# ABOUT THIS EXERCISE
Show each line of the data below in which "name" occurs.

(Data records for software interfaces)
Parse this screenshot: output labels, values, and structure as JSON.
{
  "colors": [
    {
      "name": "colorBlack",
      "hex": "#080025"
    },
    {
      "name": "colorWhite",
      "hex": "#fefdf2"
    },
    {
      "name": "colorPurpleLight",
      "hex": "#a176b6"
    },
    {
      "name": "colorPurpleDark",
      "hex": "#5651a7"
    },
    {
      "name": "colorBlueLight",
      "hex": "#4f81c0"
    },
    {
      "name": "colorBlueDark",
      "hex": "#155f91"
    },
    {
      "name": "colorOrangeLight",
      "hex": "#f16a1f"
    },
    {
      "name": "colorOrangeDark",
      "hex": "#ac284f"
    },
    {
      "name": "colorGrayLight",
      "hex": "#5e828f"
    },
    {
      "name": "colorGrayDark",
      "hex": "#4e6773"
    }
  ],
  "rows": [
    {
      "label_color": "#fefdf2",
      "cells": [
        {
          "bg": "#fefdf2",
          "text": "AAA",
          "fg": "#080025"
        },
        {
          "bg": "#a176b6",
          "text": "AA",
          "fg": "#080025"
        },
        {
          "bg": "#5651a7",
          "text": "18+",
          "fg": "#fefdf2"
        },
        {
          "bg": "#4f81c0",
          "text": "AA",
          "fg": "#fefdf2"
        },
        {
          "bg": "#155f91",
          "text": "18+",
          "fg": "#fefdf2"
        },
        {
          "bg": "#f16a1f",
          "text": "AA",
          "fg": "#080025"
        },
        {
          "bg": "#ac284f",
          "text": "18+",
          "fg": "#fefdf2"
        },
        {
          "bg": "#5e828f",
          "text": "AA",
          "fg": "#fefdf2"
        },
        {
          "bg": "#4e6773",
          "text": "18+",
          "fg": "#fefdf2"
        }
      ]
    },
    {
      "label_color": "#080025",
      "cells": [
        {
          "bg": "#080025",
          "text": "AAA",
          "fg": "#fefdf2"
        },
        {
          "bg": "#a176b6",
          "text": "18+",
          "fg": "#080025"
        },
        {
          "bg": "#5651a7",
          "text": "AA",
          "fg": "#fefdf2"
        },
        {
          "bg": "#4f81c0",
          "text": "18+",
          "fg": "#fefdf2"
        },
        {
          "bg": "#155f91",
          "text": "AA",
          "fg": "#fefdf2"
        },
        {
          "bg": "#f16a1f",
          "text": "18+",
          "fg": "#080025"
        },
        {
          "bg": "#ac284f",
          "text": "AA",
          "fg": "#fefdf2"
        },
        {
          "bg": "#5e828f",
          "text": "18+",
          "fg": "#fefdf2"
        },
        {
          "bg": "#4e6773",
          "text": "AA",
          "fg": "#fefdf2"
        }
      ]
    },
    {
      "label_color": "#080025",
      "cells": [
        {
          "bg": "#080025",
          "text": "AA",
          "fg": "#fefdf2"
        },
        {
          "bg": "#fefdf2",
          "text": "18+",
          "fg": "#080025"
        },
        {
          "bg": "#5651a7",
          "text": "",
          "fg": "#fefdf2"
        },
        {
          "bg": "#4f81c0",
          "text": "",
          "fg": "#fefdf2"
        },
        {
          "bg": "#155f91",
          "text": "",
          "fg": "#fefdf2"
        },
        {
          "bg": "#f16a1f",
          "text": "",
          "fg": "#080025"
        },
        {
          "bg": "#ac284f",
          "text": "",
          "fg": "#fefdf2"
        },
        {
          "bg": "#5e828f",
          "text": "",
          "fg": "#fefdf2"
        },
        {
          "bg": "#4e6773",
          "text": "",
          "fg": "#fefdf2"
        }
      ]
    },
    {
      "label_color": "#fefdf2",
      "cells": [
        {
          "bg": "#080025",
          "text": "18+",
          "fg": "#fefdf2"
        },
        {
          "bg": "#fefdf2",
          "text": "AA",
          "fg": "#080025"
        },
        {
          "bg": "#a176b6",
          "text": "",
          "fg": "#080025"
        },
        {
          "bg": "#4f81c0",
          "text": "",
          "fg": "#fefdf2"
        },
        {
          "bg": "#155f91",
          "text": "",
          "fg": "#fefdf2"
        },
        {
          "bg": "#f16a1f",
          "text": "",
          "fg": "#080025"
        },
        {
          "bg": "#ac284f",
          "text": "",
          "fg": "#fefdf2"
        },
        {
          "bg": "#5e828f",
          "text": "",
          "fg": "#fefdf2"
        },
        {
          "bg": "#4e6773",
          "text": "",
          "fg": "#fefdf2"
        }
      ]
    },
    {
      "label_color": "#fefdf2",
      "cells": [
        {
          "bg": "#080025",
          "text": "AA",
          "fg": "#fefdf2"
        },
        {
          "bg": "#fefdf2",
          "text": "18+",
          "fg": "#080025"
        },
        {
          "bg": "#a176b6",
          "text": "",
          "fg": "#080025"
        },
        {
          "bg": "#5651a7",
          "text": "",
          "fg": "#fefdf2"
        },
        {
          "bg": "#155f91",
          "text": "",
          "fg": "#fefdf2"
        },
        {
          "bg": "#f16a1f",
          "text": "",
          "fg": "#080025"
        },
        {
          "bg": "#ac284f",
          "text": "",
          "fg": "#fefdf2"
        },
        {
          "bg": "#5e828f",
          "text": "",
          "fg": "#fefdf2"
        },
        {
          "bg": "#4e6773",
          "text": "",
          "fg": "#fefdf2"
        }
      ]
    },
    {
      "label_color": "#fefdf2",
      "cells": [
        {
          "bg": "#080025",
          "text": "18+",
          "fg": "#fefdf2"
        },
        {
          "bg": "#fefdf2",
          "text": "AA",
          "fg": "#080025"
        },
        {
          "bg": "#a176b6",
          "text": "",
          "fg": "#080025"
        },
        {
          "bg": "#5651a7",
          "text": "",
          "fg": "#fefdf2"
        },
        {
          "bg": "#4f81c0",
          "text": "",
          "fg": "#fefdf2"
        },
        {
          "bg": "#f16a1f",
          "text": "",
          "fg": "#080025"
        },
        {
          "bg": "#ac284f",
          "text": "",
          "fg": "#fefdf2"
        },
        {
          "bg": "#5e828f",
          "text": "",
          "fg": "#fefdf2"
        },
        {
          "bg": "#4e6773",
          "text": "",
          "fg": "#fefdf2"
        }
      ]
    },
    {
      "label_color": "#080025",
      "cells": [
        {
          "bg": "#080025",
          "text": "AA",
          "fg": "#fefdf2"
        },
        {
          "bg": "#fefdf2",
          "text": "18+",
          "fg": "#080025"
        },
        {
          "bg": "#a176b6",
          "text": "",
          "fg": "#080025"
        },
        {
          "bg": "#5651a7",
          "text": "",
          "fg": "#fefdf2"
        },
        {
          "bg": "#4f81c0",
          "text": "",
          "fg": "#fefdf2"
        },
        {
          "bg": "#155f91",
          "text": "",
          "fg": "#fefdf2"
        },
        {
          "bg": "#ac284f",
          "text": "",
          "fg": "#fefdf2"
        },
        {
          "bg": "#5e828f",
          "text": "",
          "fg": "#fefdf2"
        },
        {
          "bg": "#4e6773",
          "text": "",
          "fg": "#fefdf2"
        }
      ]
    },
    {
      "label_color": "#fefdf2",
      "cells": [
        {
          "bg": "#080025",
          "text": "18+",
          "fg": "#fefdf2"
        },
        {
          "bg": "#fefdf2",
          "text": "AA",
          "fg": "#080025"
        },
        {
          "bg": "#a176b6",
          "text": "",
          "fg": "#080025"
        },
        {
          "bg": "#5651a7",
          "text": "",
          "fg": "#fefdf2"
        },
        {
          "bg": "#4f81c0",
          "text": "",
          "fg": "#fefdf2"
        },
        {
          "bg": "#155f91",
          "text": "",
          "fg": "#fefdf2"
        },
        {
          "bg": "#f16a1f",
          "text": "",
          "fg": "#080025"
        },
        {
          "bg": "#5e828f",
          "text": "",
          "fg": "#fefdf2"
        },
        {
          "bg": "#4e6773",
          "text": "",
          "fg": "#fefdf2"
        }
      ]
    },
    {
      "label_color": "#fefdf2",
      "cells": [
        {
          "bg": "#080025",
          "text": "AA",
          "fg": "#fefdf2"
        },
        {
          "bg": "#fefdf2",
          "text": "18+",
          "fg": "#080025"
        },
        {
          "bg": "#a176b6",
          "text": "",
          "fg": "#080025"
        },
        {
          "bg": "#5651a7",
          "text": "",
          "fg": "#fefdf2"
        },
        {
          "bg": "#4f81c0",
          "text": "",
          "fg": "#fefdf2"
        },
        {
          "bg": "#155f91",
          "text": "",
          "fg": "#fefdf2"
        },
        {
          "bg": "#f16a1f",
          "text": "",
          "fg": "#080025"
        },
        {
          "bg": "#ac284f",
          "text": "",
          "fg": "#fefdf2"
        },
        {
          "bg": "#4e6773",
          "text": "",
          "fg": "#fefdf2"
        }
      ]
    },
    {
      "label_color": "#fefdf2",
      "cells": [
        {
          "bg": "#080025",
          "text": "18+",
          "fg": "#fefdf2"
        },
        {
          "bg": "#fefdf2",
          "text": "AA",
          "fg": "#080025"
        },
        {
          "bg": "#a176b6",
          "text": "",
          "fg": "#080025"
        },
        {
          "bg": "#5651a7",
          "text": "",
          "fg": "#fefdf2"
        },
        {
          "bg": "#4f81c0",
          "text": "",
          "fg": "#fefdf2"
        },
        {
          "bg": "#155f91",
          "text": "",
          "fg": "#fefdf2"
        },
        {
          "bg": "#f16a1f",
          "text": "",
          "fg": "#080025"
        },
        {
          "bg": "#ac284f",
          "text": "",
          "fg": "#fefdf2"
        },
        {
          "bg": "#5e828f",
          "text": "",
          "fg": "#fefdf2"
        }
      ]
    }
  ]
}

# OUTPUT FOR THIS TASK
      "name": "colorBlack",
      "name": "colorWhite",
      "name": "colorPurpleLight",
      "name": "colorPurpleDark",
      "name": "colorBlueLight",
      "name": "colorBlueDark",
      "name": "colorOrangeLight",
      "name": "colorOrangeDark",
      "name": "colorGrayLight",
      "name": "colorGrayDark",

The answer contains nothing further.